Teams from Navy, Army are among attractions
LANCASTER — Demonstrations of the Navy’s newest fighter, an Army parachute team, an aerobatic pilot fresh off of the Top Gun sequel and World War II pilot training — all these attractions have been added to the bill for the Los Angeles County Air Show “Aerospace Valley USA” arriving next month.
The air show, on March 21 and 22 at Gen. William J. Fox Field in Lancaster, will also feature as the headlining act the Navy’s precision flight team, the Blue Angels.
“This year’s goal is to knock the socks off the aviation enthusiast, and that’s not an easy task here in Aerospace Valley,” Los Angeles County Air Show Board President Mike VanKirk said. “For those of us who live here, we’re blessed to see some of the world’s top aircraft fly on a regular basis, but I’m thrilled to say the 2020 show is shaping up to be one of the most exciting air shows in the country.”
In addition to the Blue Angels, the Navy’s F-35C demonstration team from Naval Air Station Lemoore, California, will showcase the service’s latest fighter. The F-35C is the Navy variant of the joint strike fighter, which also has versions for the Air Force and Marine Corps, as well as several international partners.
This is the first year the Navy has fielded a F-35C team for air shows.
Another first for this year’s show is an appearance by the Army’s Golden Knights Parachute Team, made up of demonstration and competition parachutists drawn from all parts of the U.S. Army.
Aerobatic pilot Chuck Coleman returns to the Los Angeles County Air Show this year. The local pilot has performed throughout the country and has been involved most recently in making the upcoming “Top Gun” sequel.
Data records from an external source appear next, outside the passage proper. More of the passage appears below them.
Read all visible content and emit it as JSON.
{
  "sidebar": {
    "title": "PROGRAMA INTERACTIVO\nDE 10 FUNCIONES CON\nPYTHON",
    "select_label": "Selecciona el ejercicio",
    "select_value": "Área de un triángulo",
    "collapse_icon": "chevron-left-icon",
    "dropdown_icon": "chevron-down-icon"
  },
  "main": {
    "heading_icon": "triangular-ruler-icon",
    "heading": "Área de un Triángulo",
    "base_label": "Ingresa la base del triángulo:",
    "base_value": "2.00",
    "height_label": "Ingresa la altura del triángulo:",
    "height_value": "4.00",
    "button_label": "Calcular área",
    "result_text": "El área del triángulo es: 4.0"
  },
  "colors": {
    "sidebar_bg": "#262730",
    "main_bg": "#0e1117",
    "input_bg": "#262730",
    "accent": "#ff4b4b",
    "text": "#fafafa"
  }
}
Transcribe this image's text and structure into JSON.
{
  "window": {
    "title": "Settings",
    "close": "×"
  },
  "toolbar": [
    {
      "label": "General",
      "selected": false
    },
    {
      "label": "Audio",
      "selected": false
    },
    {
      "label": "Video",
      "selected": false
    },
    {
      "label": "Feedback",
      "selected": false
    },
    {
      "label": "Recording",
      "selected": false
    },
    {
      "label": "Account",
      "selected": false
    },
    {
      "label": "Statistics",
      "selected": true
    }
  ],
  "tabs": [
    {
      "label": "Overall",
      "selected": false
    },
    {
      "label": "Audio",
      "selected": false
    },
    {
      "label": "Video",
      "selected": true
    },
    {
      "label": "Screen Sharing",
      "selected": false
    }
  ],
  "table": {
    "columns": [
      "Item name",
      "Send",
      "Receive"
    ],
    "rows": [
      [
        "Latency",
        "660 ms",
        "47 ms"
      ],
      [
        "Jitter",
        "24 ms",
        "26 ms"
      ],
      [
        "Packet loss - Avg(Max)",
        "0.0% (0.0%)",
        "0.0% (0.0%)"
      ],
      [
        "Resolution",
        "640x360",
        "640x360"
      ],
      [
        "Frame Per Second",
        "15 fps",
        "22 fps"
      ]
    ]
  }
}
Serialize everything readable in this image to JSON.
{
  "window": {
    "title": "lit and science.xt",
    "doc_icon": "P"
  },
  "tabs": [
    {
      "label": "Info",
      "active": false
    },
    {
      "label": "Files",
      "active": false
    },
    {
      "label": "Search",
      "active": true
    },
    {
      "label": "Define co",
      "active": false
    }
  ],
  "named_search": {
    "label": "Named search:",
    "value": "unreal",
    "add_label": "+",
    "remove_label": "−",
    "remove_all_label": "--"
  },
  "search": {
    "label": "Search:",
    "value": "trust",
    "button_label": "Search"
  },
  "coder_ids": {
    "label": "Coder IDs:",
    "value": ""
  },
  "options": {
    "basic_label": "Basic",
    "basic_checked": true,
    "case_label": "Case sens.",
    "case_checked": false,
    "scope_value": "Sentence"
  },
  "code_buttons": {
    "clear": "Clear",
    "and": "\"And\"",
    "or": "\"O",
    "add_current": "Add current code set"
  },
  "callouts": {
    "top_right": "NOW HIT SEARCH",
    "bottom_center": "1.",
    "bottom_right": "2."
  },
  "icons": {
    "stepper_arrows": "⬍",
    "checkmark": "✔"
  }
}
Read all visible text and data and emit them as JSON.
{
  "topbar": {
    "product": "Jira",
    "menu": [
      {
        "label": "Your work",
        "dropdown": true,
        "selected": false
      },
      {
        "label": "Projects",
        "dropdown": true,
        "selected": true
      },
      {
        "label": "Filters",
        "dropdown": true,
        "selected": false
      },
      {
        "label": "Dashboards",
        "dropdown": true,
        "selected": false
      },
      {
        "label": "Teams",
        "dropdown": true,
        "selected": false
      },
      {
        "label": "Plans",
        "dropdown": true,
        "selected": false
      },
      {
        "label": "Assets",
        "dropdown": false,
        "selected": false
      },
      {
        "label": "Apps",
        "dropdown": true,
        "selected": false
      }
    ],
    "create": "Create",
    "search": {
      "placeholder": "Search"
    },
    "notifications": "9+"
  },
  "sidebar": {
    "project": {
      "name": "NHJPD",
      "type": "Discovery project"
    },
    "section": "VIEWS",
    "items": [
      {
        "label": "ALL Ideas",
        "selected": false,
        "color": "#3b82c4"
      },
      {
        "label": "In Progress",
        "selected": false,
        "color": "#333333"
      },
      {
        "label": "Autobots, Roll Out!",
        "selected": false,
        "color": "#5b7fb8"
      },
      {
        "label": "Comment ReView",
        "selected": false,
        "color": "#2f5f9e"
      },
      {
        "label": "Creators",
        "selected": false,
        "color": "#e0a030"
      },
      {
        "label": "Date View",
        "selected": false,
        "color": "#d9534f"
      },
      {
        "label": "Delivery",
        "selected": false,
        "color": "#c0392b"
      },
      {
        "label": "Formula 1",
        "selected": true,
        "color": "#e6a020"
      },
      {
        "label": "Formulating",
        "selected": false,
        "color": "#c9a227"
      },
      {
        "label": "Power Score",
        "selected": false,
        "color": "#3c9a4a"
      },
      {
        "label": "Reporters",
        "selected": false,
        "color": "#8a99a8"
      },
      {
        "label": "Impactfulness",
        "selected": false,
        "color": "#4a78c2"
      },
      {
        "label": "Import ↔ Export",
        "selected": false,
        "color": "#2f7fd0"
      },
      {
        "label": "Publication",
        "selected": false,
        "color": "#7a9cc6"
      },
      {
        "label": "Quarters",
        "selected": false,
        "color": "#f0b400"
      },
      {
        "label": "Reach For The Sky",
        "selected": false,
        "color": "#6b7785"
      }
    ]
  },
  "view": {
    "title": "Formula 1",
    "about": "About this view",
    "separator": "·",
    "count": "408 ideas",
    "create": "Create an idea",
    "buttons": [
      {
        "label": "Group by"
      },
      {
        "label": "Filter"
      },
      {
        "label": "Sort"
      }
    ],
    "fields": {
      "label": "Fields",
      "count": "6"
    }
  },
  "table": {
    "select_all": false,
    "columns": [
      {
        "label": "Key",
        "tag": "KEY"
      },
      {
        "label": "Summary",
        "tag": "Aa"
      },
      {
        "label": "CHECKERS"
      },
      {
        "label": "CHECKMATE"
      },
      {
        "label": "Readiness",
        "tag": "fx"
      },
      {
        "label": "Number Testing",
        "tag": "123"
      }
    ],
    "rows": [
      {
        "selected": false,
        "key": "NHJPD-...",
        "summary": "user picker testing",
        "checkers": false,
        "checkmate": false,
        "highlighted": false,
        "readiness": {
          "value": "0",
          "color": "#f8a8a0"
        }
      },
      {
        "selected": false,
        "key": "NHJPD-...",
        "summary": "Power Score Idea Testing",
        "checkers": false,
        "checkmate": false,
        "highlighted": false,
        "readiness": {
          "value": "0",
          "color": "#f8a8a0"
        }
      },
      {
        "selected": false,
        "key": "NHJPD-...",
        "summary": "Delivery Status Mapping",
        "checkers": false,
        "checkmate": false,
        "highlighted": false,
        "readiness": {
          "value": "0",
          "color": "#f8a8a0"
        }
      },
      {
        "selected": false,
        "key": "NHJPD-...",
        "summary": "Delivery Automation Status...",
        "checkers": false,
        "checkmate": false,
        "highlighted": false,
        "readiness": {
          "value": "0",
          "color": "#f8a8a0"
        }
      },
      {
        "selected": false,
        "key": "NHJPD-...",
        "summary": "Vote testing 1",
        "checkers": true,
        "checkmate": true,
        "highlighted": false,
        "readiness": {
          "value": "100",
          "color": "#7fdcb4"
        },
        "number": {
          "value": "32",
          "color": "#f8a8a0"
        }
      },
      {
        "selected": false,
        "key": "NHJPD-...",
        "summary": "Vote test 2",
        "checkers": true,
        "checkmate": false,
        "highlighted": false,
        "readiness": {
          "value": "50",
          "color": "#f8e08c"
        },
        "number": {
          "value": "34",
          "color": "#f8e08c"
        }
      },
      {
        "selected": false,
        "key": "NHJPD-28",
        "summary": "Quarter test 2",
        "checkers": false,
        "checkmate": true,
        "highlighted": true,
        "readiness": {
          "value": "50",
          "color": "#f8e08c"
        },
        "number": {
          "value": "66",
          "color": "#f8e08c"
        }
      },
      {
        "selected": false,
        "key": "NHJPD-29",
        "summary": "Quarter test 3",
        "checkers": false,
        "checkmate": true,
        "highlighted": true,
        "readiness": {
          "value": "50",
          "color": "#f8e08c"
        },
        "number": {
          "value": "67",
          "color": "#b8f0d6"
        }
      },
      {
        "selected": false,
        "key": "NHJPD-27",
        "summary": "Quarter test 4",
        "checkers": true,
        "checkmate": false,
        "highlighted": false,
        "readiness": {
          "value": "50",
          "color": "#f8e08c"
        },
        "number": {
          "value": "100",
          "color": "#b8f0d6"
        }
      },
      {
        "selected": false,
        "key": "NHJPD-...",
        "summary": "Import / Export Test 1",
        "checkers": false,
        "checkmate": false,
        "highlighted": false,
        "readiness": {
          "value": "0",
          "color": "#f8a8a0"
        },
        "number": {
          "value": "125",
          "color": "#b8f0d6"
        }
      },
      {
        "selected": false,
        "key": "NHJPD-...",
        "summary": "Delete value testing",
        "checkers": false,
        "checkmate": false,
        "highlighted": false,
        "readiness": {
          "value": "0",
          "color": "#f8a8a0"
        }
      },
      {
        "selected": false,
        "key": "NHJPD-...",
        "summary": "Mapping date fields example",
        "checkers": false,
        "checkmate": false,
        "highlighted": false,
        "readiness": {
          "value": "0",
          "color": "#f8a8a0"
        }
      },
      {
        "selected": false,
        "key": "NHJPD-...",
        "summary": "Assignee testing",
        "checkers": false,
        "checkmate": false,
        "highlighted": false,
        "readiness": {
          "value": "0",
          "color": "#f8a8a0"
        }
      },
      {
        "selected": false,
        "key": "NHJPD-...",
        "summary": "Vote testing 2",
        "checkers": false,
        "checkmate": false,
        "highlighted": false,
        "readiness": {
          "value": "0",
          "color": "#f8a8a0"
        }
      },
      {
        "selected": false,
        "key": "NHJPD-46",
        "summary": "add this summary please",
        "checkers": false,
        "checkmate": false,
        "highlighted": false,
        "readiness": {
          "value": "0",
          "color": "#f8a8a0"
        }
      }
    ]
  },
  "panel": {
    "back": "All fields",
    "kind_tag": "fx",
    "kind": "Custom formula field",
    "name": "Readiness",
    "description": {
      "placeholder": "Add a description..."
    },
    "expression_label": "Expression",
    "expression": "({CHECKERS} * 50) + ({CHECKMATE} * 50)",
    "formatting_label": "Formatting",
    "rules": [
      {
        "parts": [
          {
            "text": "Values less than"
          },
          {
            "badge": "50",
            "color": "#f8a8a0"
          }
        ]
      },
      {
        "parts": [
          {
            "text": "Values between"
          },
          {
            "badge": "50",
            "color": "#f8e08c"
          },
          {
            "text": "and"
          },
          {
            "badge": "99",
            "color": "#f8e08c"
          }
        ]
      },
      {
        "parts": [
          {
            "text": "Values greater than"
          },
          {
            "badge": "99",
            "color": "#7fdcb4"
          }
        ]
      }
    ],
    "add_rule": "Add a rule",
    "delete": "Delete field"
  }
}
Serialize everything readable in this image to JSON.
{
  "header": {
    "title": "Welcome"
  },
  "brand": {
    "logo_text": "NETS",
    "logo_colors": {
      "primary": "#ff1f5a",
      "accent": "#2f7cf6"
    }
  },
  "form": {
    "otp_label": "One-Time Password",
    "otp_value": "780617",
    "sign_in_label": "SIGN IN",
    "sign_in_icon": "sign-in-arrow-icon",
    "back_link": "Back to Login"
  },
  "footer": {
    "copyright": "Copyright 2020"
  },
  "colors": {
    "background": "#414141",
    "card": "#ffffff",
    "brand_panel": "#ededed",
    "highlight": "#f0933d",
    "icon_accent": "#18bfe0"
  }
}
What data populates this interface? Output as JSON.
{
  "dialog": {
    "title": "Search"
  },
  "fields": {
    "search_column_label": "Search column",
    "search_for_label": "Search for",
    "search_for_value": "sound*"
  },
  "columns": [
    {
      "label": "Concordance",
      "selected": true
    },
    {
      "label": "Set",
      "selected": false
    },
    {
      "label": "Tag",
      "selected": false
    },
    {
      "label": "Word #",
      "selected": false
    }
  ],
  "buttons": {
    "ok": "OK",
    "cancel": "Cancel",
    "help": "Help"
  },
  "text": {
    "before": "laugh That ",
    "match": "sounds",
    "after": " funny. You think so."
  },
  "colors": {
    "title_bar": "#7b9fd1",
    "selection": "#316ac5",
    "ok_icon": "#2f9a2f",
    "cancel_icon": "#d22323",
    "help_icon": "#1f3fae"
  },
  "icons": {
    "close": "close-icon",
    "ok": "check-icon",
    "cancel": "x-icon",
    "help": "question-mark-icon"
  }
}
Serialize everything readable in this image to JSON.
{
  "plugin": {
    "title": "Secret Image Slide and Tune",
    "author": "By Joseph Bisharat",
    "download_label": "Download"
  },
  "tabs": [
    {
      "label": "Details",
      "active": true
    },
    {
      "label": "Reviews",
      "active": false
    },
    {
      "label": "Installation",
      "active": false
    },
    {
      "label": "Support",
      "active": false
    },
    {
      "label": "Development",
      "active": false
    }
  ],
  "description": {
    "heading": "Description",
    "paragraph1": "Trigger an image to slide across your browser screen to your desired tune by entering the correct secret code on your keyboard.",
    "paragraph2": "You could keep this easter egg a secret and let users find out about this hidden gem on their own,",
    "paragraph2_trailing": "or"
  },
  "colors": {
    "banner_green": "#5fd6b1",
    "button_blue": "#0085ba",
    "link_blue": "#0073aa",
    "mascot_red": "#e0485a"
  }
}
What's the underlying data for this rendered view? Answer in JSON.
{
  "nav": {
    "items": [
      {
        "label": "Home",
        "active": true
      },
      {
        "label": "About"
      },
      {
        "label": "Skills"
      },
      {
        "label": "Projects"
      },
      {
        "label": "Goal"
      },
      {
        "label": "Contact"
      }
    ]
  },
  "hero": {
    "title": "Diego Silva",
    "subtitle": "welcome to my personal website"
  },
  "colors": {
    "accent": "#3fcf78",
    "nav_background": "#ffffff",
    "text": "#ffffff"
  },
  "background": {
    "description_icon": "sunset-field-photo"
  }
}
Coleman served as the aerobatic flight instructor for the “Tom Cruise School of Flying” in his Extra 300L airplane and performed in more than 140 flights with the actors.
These performers are in addition to the previously announced Air Force F-22 Raptor Demonstration Team, “Tora! Tora! Tora!” warbirds, Alabama Boys, Rob Harrison The Tumbling Bear and Vicky Benzing flying her Stearman biplane.
On the ground, a new display will tell the story of War Eagle Field, the World War II flying school for Royal Air Force pilots in Lancaster. The display, a joint effort with the Antelope Valley Rural Museum, will detail the Polaris Flight Academy and its cadre of British and Canadian fliers.
The popular Heroes and Legends history panels will feature discussions on subjects as varied as the U-2 spy plane, women in aviation and War Eagle Field.
The interactive STEM Expo continues to expand, offering hands-on activities in science, technology, engineering and math.
“For the first time in the Air Show’s history, we’re offering public premium seating, so folks will be able to get a fence line view, seating and other amenities,” VanKirk said. “It’s not just the ‘In the Sky’ show, but our ‘On the Ground’ static displays, Heroes and Legends History panel, interactive STEM, and great food that make a perfect recipe for an amazing event. Our robust line-up including the 2020 is an exciting year for all aerospace enthusiasts.”
Tickets are on sale at www.lacountyairshow.com, the show website.